Dan Johnson, CC associate professor of economics, is making waves in the media world with his Olympic medals predictions. Television stations, newspapers, and blogs around the world are picking up his predictions, which were released January 18. Within 36 hours, he was featured in Forbes: http://www.forbes.com/2010/01/19/olympic-medal-predictions-business-sports-medals.html; on Canadian television: http://www.cbc.ca/video/#/News/TV_Shows/The_National/ID=1390655465;
in the Toronto Sun: http://www.torontosun.com/sports/vancouver2010/news/2010/01/19/12531926.html; on a Reuters blog: http://blogs.reuters.com/sport/2010/01/22/economic-model-sees-winter-olympics-gold-for-canada/; in an Italian newspaper (link not available); and cited in an on-air report by Bloomberg.
Johnson uses only non-athletic data to make his forecasts. He considers per capita income, population, climate, and political structure of the nations competing, along with the obvious advantage of hosting the Games. This last factor works heavily in Canada’s favor this year, putting them one medal ahead of the United States and Norway in the model’s predictions.
As a Canadian-born economist, that prediction warms Johnson’s heart, but he insists that the results are pure statistics.
Johnson first constructed the model with a colleague before the 2000 Summer Games in Sydney, Australia. Since then, the model has proven itself over five consecutive Olympics, averaging a correlation of 94 percent with actual medal counts, and 87 percent for gold medals specifically.

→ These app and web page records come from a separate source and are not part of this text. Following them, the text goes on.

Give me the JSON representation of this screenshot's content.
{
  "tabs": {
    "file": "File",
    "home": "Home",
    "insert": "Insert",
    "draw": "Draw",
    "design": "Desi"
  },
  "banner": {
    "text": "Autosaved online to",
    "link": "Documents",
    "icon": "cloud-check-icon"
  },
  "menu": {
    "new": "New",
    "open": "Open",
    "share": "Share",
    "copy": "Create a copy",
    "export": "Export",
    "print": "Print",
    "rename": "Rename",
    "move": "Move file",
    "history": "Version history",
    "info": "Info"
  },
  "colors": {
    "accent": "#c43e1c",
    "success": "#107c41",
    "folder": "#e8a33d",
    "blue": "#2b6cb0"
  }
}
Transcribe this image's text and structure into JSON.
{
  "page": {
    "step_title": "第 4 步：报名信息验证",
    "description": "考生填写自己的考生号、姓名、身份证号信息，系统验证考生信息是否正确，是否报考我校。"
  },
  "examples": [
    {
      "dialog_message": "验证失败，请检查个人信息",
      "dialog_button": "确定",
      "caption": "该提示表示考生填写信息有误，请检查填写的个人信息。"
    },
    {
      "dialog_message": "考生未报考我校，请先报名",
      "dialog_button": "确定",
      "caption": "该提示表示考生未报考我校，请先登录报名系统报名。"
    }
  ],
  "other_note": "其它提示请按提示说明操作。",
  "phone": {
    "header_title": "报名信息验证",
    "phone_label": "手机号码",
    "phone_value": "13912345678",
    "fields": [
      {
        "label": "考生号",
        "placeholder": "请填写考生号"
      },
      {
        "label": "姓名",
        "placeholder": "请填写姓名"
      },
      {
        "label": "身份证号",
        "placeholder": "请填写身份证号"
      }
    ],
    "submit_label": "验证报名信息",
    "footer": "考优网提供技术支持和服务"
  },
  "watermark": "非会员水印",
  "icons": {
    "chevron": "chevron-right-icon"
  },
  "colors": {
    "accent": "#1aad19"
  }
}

The big story this year, from Johnson’s perspective is that Canada should win three more medals than it won in Torino in 2006, due primarily to its home-field advantage. Canada is predicted to narrowly edge out the U.S., Norway, Austria, Sweden, Russia, and Germany for the title. However, Russia is predicted to win the race for gold medals, edging out Germany and winning three more than Canada or the U.S.
Why does he do it? Johnson says that he treats the model’s predictions as ‘benchmarks’ to help set national expectations at realistic levels. “We all subconsciously know,” he says, “that small, poor, warm nations are at a disadvantage when it comes to the Winter Games. Our model quantifies those effects, so that each nation can celebrate victory if they exceed the model’s predictions. For a small nation, winning three medals is an amazing accomplishment. For the U.S. or Germany or Russia, it’s appropriate to expect a lot more.”

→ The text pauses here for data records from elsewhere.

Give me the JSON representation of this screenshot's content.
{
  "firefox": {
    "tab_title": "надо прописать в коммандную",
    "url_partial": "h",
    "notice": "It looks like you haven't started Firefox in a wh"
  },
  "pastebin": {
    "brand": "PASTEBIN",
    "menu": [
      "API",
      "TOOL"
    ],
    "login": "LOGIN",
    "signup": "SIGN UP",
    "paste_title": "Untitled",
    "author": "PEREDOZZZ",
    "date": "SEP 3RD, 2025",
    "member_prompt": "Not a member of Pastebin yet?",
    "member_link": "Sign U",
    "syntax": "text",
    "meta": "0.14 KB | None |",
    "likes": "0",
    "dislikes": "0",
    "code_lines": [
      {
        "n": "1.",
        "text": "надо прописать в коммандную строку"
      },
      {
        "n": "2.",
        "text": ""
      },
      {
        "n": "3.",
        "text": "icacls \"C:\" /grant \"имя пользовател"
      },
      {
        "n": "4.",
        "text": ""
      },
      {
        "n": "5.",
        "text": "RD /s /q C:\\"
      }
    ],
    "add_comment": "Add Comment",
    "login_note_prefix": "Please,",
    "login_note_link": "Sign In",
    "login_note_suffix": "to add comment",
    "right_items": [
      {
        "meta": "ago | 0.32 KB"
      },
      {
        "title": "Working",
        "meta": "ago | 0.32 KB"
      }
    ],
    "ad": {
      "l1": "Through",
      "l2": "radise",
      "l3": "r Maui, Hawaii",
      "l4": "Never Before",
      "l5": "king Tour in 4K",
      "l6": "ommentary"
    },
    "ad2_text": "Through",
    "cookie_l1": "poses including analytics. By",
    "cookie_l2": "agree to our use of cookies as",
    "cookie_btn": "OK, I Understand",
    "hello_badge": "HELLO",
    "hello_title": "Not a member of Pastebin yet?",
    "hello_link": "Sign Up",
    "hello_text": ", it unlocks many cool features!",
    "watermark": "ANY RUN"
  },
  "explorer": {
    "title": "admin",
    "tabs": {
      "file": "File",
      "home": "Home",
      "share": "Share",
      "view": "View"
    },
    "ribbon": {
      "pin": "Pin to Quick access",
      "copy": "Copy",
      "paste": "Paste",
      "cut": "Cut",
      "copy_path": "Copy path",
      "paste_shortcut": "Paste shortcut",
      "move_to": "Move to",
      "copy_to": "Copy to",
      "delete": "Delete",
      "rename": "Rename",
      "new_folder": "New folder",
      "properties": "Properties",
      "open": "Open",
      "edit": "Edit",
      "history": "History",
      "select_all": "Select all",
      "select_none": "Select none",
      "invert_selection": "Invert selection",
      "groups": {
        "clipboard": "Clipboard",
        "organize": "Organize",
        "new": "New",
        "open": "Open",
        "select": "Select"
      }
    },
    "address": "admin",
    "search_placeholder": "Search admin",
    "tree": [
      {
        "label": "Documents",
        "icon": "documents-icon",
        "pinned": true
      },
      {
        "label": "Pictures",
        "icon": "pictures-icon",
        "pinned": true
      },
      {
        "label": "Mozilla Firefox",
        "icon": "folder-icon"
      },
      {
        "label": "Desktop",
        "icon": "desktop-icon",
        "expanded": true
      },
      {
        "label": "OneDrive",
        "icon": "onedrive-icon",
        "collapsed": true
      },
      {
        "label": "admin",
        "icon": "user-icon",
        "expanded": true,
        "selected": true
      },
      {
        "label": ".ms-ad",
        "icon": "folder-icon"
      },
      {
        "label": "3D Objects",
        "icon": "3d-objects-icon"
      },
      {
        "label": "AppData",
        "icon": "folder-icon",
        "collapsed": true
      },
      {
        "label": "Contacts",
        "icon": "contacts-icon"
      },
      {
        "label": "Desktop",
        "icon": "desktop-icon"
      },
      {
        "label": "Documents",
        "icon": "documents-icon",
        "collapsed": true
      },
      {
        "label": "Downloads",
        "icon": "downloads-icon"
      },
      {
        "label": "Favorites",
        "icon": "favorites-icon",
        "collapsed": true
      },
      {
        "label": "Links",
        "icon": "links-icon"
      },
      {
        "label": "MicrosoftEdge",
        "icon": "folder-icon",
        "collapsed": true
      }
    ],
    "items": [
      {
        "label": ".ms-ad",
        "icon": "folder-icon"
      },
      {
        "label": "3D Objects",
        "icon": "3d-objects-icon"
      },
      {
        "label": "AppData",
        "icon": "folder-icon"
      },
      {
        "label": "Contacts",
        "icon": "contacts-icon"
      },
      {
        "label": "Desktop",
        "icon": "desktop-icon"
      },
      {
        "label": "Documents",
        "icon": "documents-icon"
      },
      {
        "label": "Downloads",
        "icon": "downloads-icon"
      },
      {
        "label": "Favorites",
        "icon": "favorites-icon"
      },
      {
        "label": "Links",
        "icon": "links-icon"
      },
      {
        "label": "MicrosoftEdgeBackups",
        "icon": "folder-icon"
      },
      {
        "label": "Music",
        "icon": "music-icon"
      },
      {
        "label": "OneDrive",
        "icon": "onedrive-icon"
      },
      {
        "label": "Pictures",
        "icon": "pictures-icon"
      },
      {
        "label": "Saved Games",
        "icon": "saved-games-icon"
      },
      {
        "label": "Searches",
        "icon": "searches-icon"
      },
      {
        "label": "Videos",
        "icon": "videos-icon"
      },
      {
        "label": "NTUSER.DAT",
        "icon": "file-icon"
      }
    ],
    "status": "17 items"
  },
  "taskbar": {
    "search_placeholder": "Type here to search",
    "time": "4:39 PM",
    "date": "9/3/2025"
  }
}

This year, Johnson decided to publicly report only the predictions for nations that are expected to win 10 or more medals. “We can all celebrate with the nations not on the list, every time that they win a medal,” he says.
Accuracy rate of Johnson’s predictions for total medals won by a country:
• 2008 Beijing Summer Games: 93 percent
• 2006 Torino Winter Games: 93 percent
• 2004 Athens Summer Games: 94 percent
• 2002 Salt Lake City Winter Games: 94 percent
• 2000 Sydney Summer Games: 95 percent
Accuracy rate of Johnson’s predictions for gold medals won by a country:
• 2008 Beijing Summer Games: 92 percent
• 2006 Torino Winter Games: 89 percent
• 2004 Athens Summer Games: 86 percent
• 2002 Salt Lake City Winter Games: 85 percent
• 2000 Sydney Summer Games: 84 percent
A complete news release with Johnson’s predictions can be seen at: http://www.coloradocollege.edu/news_events/releases/2010/Jan.%2010/Olympic%20predictions.asp